Who knows best where to deploy broadband access? Task force divided

Legislators looking to make the state budget come out right last spring raised money by eliminating a $75 million sales tax exemption for telecommunications companies that buy equipment to expand their central office operations.

Phone companies big and small objected, of course. They were joined by at least some broadband access proponents. Losing the sales tax exemption, those proponents argued, would hinder Minnesota’s goal to extend high-speed Internet access to the half million households considered underserved (almost all of them rural). Among those making the argument was Margaret Anderson Kelliher, former House speaker and now the chairwoman of Gov. Mark Dayton’s broadband task force.

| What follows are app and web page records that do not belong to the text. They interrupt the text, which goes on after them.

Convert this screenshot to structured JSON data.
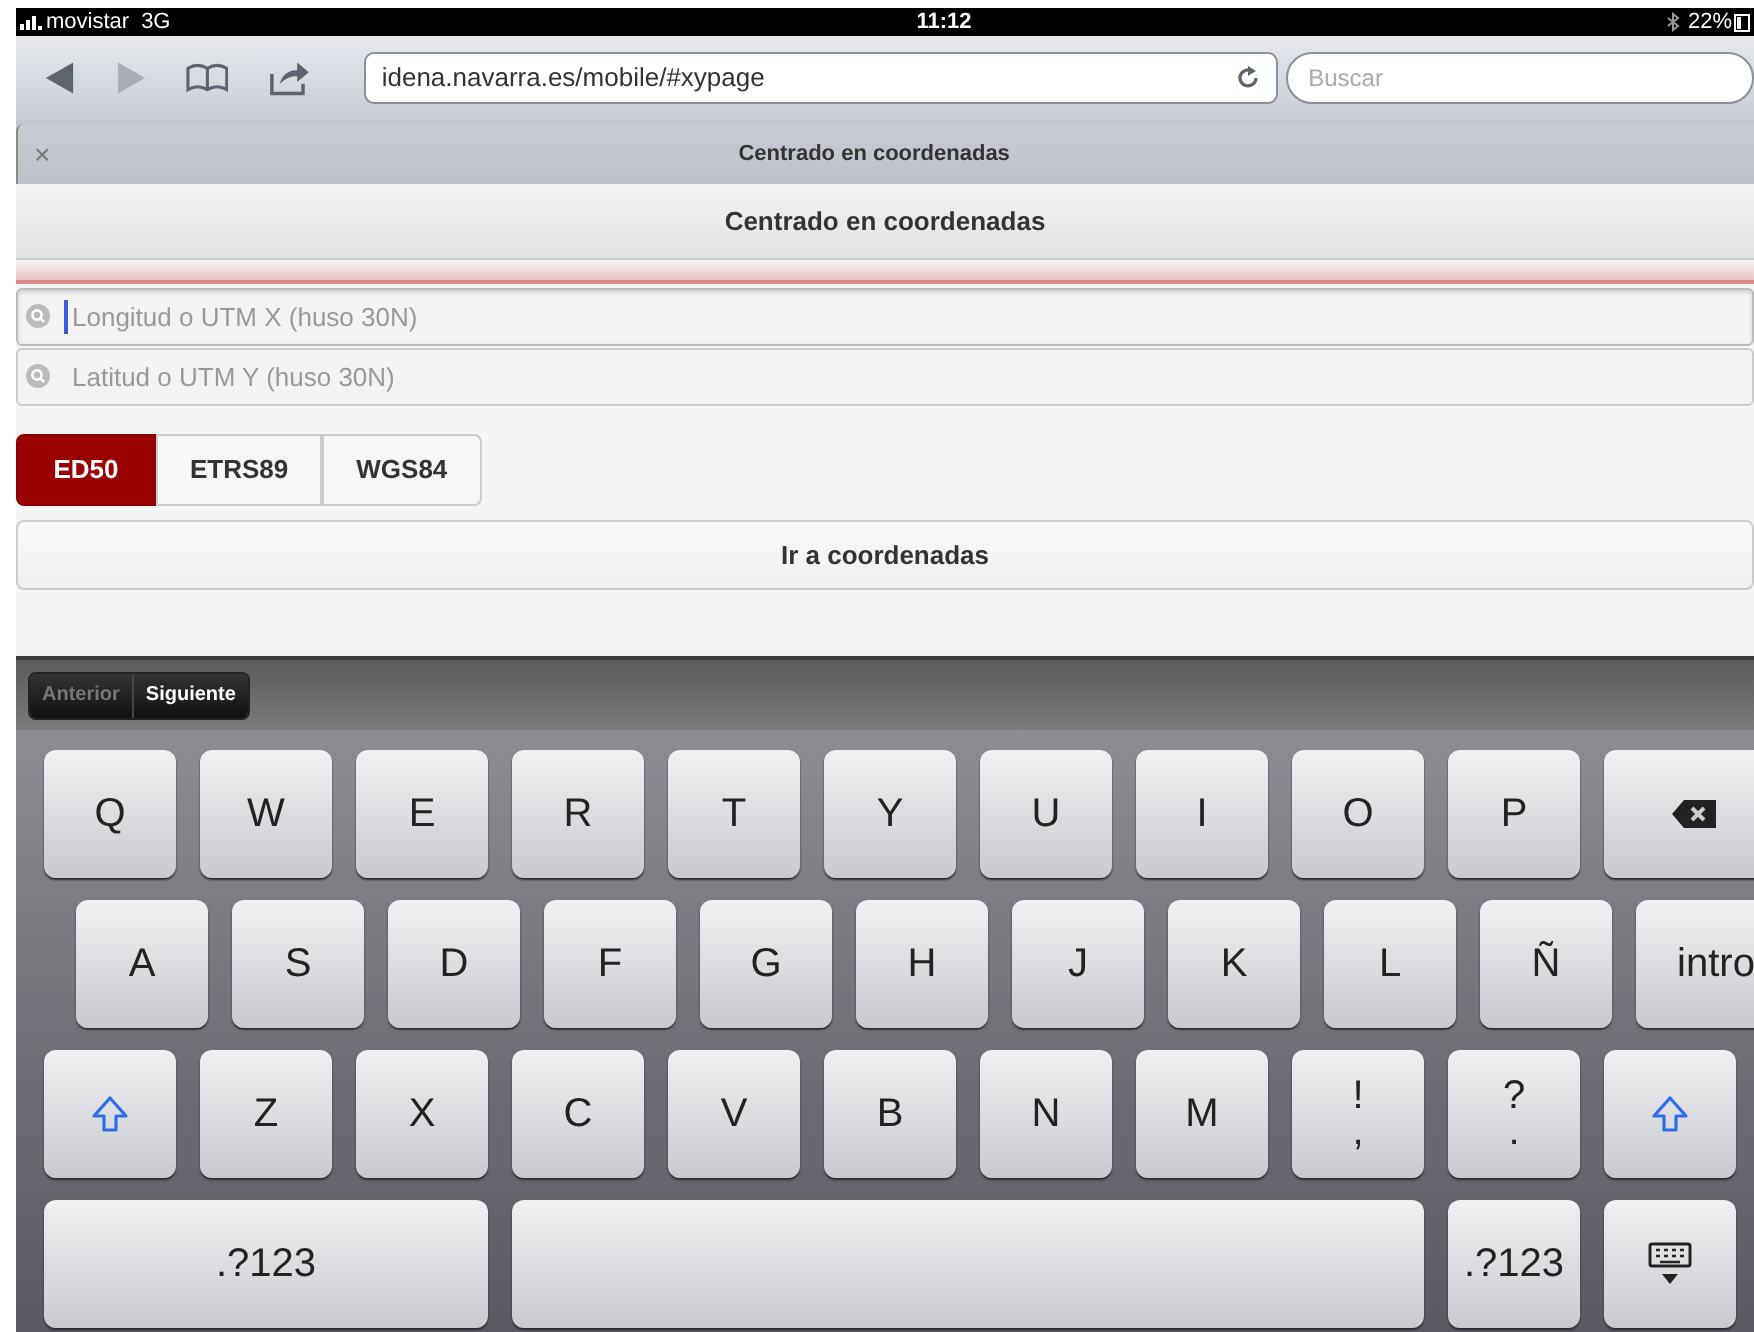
{
  "status_bar": {
    "carrier": "movistar",
    "network": "3G",
    "time": "11:12",
    "battery": "22%"
  },
  "browser": {
    "url": "idena.navarra.es/mobile/#xypage",
    "search_placeholder": "Buscar",
    "tab_title": "Centrado en coordenadas",
    "tab_close": "×"
  },
  "page": {
    "title": "Centrado en coordenadas",
    "fields": [
      {
        "placeholder": "Longitud o UTM X (huso 30N)",
        "focused": true
      },
      {
        "placeholder": "Latitud o UTM Y (huso 30N)",
        "focused": false
      }
    ],
    "datums": [
      {
        "label": "ED50",
        "selected": true
      },
      {
        "label": "ETRS89",
        "selected": false
      },
      {
        "label": "WGS84",
        "selected": false
      }
    ],
    "go_button": "Ir a coordenadas"
  },
  "form_nav": [
    {
      "label": "Anterior",
      "disabled": true
    },
    {
      "label": "Siguiente",
      "disabled": false
    }
  ],
  "keyboard": {
    "rows": [
      {
        "keys": [
          {
            "kind": "letter",
            "label": "Q"
          },
          {
            "kind": "letter",
            "label": "W"
          },
          {
            "kind": "letter",
            "label": "E"
          },
          {
            "kind": "letter",
            "label": "R"
          },
          {
            "kind": "letter",
            "label": "T"
          },
          {
            "kind": "letter",
            "label": "Y"
          },
          {
            "kind": "letter",
            "label": "U"
          },
          {
            "kind": "letter",
            "label": "I"
          },
          {
            "kind": "letter",
            "label": "O"
          },
          {
            "kind": "letter",
            "label": "P"
          },
          {
            "kind": "backspace"
          }
        ]
      },
      {
        "keys": [
          {
            "kind": "letter",
            "label": "A"
          },
          {
            "kind": "letter",
            "label": "S"
          },
          {
            "kind": "letter",
            "label": "D"
          },
          {
            "kind": "letter",
            "label": "F"
          },
          {
            "kind": "letter",
            "label": "G"
          },
          {
            "kind": "letter",
            "label": "H"
          },
          {
            "kind": "letter",
            "label": "J"
          },
          {
            "kind": "letter",
            "label": "K"
          },
          {
            "kind": "letter",
            "label": "L"
          },
          {
            "kind": "letter",
            "label": "Ñ"
          },
          {
            "kind": "return",
            "label": "intro"
          }
        ]
      },
      {
        "keys": [
          {
            "kind": "shift"
          },
          {
            "kind": "letter",
            "label": "Z"
          },
          {
            "kind": "letter",
            "label": "X"
          },
          {
            "kind": "letter",
            "label": "C"
          },
          {
            "kind": "letter",
            "label": "V"
          },
          {
            "kind": "letter",
            "label": "B"
          },
          {
            "kind": "letter",
            "label": "N"
          },
          {
            "kind": "letter",
            "label": "M"
          },
          {
            "kind": "dual",
            "label": "!",
            "sub": ","
          },
          {
            "kind": "dual",
            "label": "?",
            "sub": "."
          },
          {
            "kind": "shift"
          }
        ]
      },
      {
        "keys": [
          {
            "kind": "symbols",
            "label": ".?123"
          },
          {
            "kind": "space"
          },
          {
            "kind": "symbols_small",
            "label": ".?123"
          },
          {
            "kind": "hide"
          }
        ]
      }
    ]
  }
}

But at a meeting in St. Paul today, that task force was divided over whether to recommend restoring the exemption in the coming legislative session, finding itself embroiled in a classic marketplace-vs-government intervention debate. The group is trying to come to agreement on what to recommend to Dayton in its annual report next month — restore the exemption in the belief that telecommunications firms will invest more in broadband service or use the tax revenue the state now receives on telecommunications equipment purchases to encourage deployment in underserved areas.

The argument to put the exemption back in place: The needed hundreds of millions of dollars in investments by telecommunications companies will not be made if they have to pay the sales tax. They’ll take their money to other states if they can, and rural Minnesotans who would have gotten better broadband service from those investments will suffer as a result. What better way to determine where investments should be made than to let the private marketplace decide?

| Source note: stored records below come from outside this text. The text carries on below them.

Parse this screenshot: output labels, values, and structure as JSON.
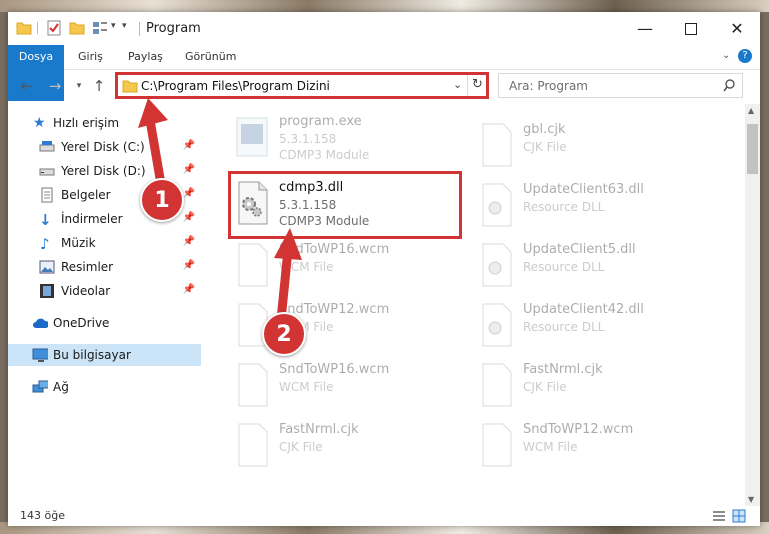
{
  "window": {
    "title": "Program",
    "minimize_icon": "minimize-icon",
    "maximize_icon": "maximize-icon",
    "close_icon": "close-icon"
  },
  "ribbon": {
    "tabs": [
      "Dosya",
      "Giriş",
      "Paylaş",
      "Görünüm"
    ],
    "accent": "#1979ca"
  },
  "address": {
    "path": "C:\\Program Files\\Program Dizini",
    "search_placeholder": "Ara: Program"
  },
  "sidebar": {
    "items": [
      {
        "label": "Hızlı erişim",
        "icon": "star-icon"
      },
      {
        "label": "Yerel Disk (C:)",
        "icon": "drive-icon",
        "pinned": true
      },
      {
        "label": "Yerel Disk (D:)",
        "icon": "drive-icon",
        "pinned": true
      },
      {
        "label": "Belgeler",
        "icon": "documents-icon",
        "pinned": true
      },
      {
        "label": "İndirmeler",
        "icon": "downloads-icon",
        "pinned": true
      },
      {
        "label": "Müzik",
        "icon": "music-icon",
        "pinned": true
      },
      {
        "label": "Resimler",
        "icon": "pictures-icon",
        "pinned": true
      },
      {
        "label": "Videolar",
        "icon": "videos-icon",
        "pinned": true
      },
      {
        "label": "OneDrive",
        "icon": "cloud-icon"
      },
      {
        "label": "Bu bilgisayar",
        "icon": "computer-icon",
        "selected": true
      },
      {
        "label": "Ağ",
        "icon": "network-icon"
      }
    ]
  },
  "files": {
    "left": [
      {
        "name": "program.exe",
        "version": "5.3.1.158",
        "type": "CDMP3 Module",
        "faded": true
      },
      {
        "name": "cdmp3.dll",
        "version": "5.3.1.158",
        "type": "CDMP3 Module",
        "faded": false
      },
      {
        "name": "SndToWP16.wcm",
        "version": "",
        "type": "WCM File",
        "faded": true
      },
      {
        "name": "SndToWP12.wcm",
        "version": "",
        "type": "WCM File",
        "faded": true
      },
      {
        "name": "SndToWP16.wcm",
        "version": "",
        "type": "WCM File",
        "faded": true
      },
      {
        "name": "FastNrml.cjk",
        "version": "",
        "type": "CJK File",
        "faded": true
      }
    ],
    "right": [
      {
        "name": "gbl.cjk",
        "version": "",
        "type": "CJK File",
        "faded": true
      },
      {
        "name": "UpdateClient63.dll",
        "version": "",
        "type": "Resource DLL",
        "faded": true
      },
      {
        "name": "UpdateClient5.dll",
        "version": "",
        "type": "Resource DLL",
        "faded": true
      },
      {
        "name": "UpdateClient42.dll",
        "version": "",
        "type": "Resource DLL",
        "faded": true
      },
      {
        "name": "FastNrml.cjk",
        "version": "",
        "type": "CJK File",
        "faded": true
      },
      {
        "name": "SndToWP12.wcm",
        "version": "",
        "type": "WCM File",
        "faded": true
      }
    ]
  },
  "status": {
    "count": "143 öğe"
  },
  "annotations": {
    "step1": "1",
    "step2": "2",
    "color": "#d23434"
  }
}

“I would rather trust people making broadband decisions than government,” said Paul Weirtz, AT&T Minnesota state president and a member of the task force, said at today’s meeting. “We (the state) should not be in a position of picking winners and losers.”

The argument against restoring the exemption: Providing a sales tax break provides no guarantee that money will be used to further the state’s  goal that every household in Minnesota have broadband available by 2015. Companies could take the money and use it elsewhere or build better service in areas not considered underserved. It would be better for a task force charged with extending the reach of broadband to recommend a fund the state could direct or perhaps a tax exemption only if it could be shown the equipment would enhance service in underserved areas.

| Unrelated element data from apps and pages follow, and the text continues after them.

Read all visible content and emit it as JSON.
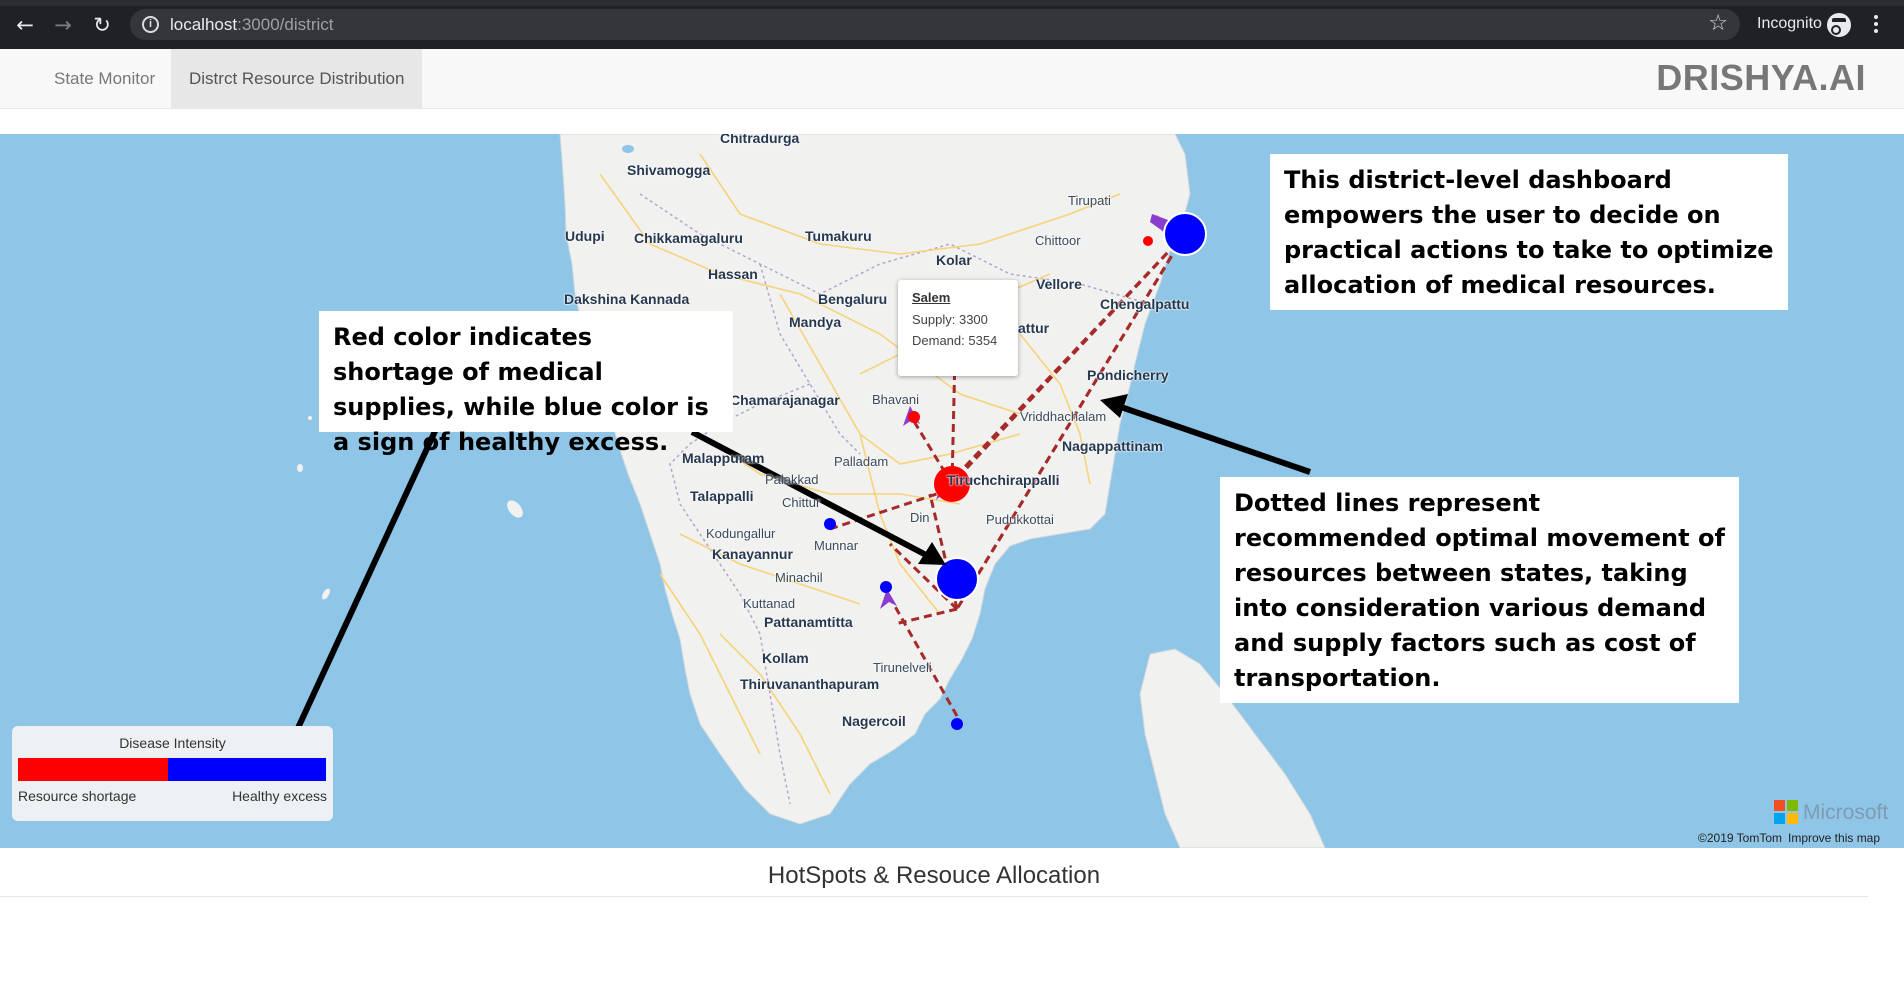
{
  "browser": {
    "url_host": "localhost",
    "url_rest": ":3000/district",
    "incognito_label": "Incognito"
  },
  "nav": {
    "tabs": [
      {
        "label": "State Monitor",
        "active": false
      },
      {
        "label": "Distrct Resource Distribution",
        "active": true
      }
    ],
    "brand": "DRISHYA.AI"
  },
  "map": {
    "places": {
      "chitradurga": "Chitradurga",
      "shivamogga": "Shivamogga",
      "tirupati": "Tirupati",
      "udupi": "Udupi",
      "chikkamagaluru": "Chikkamagaluru",
      "tumakuru": "Tumakuru",
      "chittoor": "Chittoor",
      "kolar": "Kolar",
      "hassan": "Hassan",
      "vellore": "Vellore",
      "dakshina_kannada": "Dakshina Kannada",
      "bengaluru": "Bengaluru",
      "chengalpattu": "Chengalpattu",
      "mandya": "Mandya",
      "attur": "attur",
      "pondicherry": "Pondicherry",
      "chamarajanagar": "Chamarajanagar",
      "bhavani": "Bhavani",
      "vriddhachalam": "Vriddhachalam",
      "nagappattinam": "Nagappattinam",
      "malappuram": "Malappuram",
      "palladam": "Palladam",
      "palakkad": "Palakkad",
      "tiruchchirappalli": "Tiruchchirappalli",
      "talappalli": "Talappalli",
      "chittur": "Chittur",
      "dindigul": "Din",
      "pudukkottai": "Pudukkottai",
      "kodungallur": "Kodungallur",
      "kanayannur": "Kanayannur",
      "munnar": "Munnar",
      "minachil": "Minachil",
      "kuttanad": "Kuttanad",
      "pattanamtitta": "Pattanamtitta",
      "kollam": "Kollam",
      "tirunelveli": "Tirunelveli",
      "thiruvananthapuram": "Thiruvananthapuram",
      "nagercoil": "Nagercoil"
    },
    "tooltip": {
      "title": "Salem",
      "supply": "Supply: 3300",
      "demand": "Demand: 5354"
    },
    "colors": {
      "shortage": "#ff0000",
      "excess": "#0000ff",
      "route": "#a52a2a",
      "arrow": "#8a3ccf"
    },
    "legend": {
      "title": "Disease Intensity",
      "left_label": "Resource shortage",
      "right_label": "Healthy excess"
    },
    "attribution": {
      "logo_text": "Microsoft",
      "copyright": "©2019 TomTom",
      "improve": "Improve this map"
    }
  },
  "annotations": {
    "top": "This district-level dashboard empowers the user to decide on practical actions to take to optimize allocation of medical resources.",
    "left": "Red color indicates shortage of medical supplies, while blue color is a sign of healthy excess.",
    "right": "Dotted lines represent recommended optimal movement of resources between states, taking into consideration various demand and supply factors such as cost of transportation."
  },
  "footer": {
    "title": "HotSpots & Resouce Allocation"
  }
}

“There’s no  connection between the money (staying in the coffers of telecommunications companies) and the goals of the state,” said Bernadine Joselyn, director of public policy and engagement for the Blandin Foundation and also a task force member.

Kelliher told task force members Tuesday they need to seek common ground and come to a conclusion in the next month. What to recommend on the sales tax question — and whether to extend it to additional kinds of equipment  — are the big ticket items in the draft report at this point.